My French-Canadian ancestors arrived in New France in the 1500s and 1600s. As I traced my paternal ancestors back further and further I admittedly felt my Canadian patriotism kick into high gear. Discovering that my ancestors were among the founding families of New France, clearing land, trading furs and establishing trading companies, in a harsh new environment has instilled in me a sense of pride in their fortitude and endurance.
As a Canadian student I remember studying the tireless travel of the Coureur de bois through endless wilderness, the arduous journey across the ocean to New France to establish settlements where only forest existed before, and the battles for territory in this new country between the French and the British but at the time I had no idea how attached my family had been to all these experiences, events, and places! Pivotal places as the Plains of Abraham are tied indelibly to the French- Canadian roots of my paternal family tree!

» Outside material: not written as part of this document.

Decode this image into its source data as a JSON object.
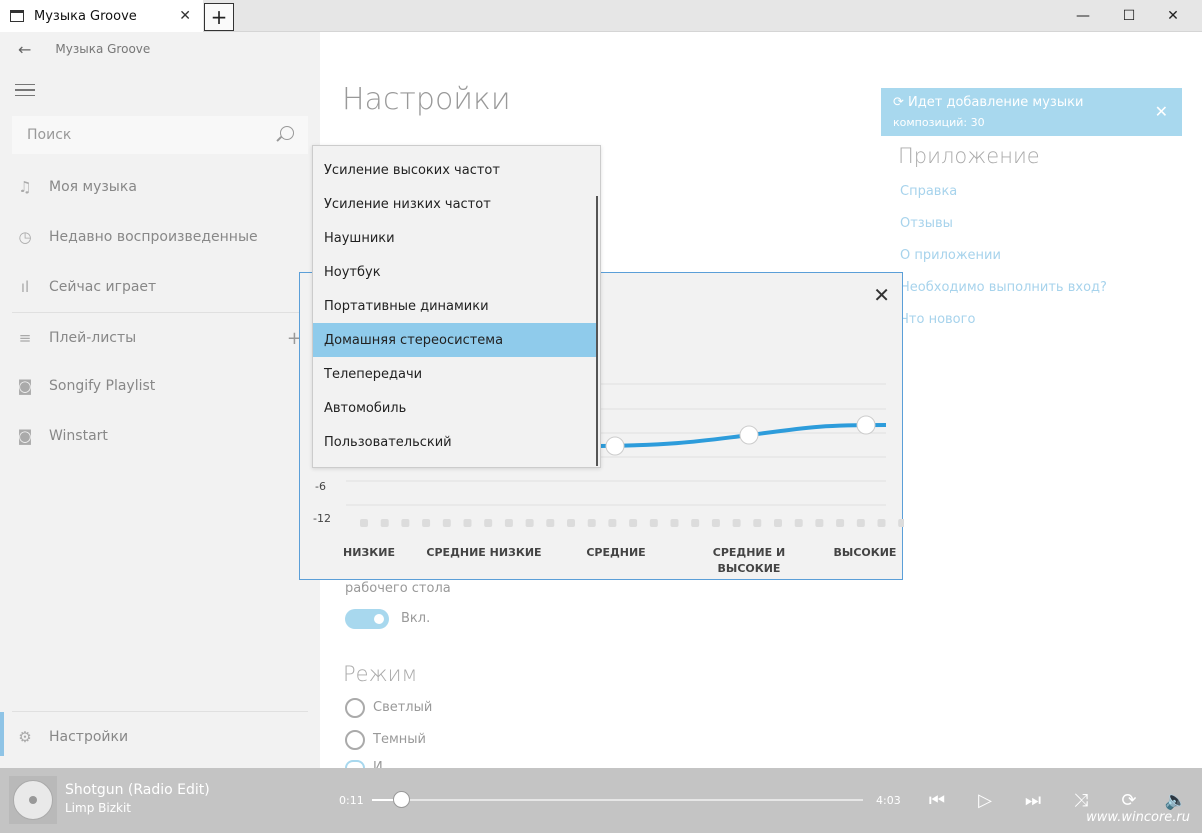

The battle of the Plains of Abraham was a defining battle in the Seven Years’ War. It was the 13th of September 1759, and British Troops, lead by General Wolfe, ascended upon Marquis de Montcalm’s French forces upon the Plains of Abraham after scaling the cliffs at L’Anse-au-Foulon (near Quebec City). The Plains of Abraham were on a plateau at the summit of Cap Diamants. A force of 4500, the British stretched across the great expanse of the Plains of Abraham. Montcalm rushed a response in a battle which meant a defeat for the French and resulted in the death of both leaders–Montcalm and Wolfe!

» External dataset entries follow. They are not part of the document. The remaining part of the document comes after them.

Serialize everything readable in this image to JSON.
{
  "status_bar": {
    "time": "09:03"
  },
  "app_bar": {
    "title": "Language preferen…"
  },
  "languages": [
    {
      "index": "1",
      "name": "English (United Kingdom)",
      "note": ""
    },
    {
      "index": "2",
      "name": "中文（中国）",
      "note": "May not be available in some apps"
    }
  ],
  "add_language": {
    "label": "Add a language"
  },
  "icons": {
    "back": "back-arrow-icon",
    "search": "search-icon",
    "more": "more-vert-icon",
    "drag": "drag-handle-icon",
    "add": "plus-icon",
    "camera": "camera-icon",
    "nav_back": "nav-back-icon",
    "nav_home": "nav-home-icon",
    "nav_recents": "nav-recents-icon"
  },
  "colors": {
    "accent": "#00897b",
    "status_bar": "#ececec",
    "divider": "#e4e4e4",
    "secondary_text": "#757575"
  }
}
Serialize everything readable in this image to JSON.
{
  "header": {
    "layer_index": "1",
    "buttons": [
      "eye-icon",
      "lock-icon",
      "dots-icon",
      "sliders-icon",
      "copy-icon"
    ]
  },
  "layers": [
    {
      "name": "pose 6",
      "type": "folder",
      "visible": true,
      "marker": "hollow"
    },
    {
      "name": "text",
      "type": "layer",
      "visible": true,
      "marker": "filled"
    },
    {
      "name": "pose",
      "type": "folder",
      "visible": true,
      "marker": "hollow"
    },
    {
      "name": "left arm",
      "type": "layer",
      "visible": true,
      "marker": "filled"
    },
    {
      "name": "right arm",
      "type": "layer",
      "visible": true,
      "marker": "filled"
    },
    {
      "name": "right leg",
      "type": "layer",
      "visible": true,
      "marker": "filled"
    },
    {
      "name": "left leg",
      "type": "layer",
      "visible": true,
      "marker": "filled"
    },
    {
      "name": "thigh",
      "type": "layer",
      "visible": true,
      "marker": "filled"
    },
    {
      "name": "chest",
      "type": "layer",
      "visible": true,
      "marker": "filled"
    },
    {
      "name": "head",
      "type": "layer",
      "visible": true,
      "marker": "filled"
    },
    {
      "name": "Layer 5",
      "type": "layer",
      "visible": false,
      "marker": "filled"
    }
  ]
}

Named for my 9th Great Grandfather, Abraham Martin, the Plains of Abraham are today recognized as a key battleground in the history of New France and marked a turning point for British control in North America. Abraham Martin was born in France in 1589. One of the earliest settlers in New France he arrived with his wife Marguerite Langlois and her family in 1620. He and Marguerite had 9 children together. He was a ship’s pilot on the St. Lawrence and a deep sea fisherman, known as “Pilote du Roi” (the King’s Pilot). He was granted 12 acres of land on the outskirts of Quebec City in 1635 by the Company of New France, and was then gifted another 20 acres ten years later by Sieur Adrien Du Chesne, a naval surgeon.

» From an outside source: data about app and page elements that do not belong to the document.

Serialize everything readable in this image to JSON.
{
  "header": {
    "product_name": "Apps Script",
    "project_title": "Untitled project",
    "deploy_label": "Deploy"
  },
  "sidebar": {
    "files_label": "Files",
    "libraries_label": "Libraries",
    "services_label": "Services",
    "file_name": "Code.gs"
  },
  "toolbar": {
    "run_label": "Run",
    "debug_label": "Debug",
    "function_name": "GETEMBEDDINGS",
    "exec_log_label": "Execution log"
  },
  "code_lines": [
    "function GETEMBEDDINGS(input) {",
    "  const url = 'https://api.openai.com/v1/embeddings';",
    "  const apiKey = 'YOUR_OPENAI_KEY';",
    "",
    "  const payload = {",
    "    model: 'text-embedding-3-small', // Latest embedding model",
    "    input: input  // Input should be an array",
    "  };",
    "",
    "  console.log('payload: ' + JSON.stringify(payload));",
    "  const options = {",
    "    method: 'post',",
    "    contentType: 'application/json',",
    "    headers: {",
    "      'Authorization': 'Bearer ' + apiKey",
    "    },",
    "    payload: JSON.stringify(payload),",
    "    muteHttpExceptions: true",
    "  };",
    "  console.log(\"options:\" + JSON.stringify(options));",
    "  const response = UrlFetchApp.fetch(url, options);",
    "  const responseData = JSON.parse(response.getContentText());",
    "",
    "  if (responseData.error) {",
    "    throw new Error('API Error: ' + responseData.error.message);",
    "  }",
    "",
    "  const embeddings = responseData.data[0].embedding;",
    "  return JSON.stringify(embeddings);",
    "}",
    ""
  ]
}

The intriguing and somewhat contradictory story of Abraham Martin is one I shall reserve for a future post! Many French-Canadian’s can boast of him as an ancestor of their own!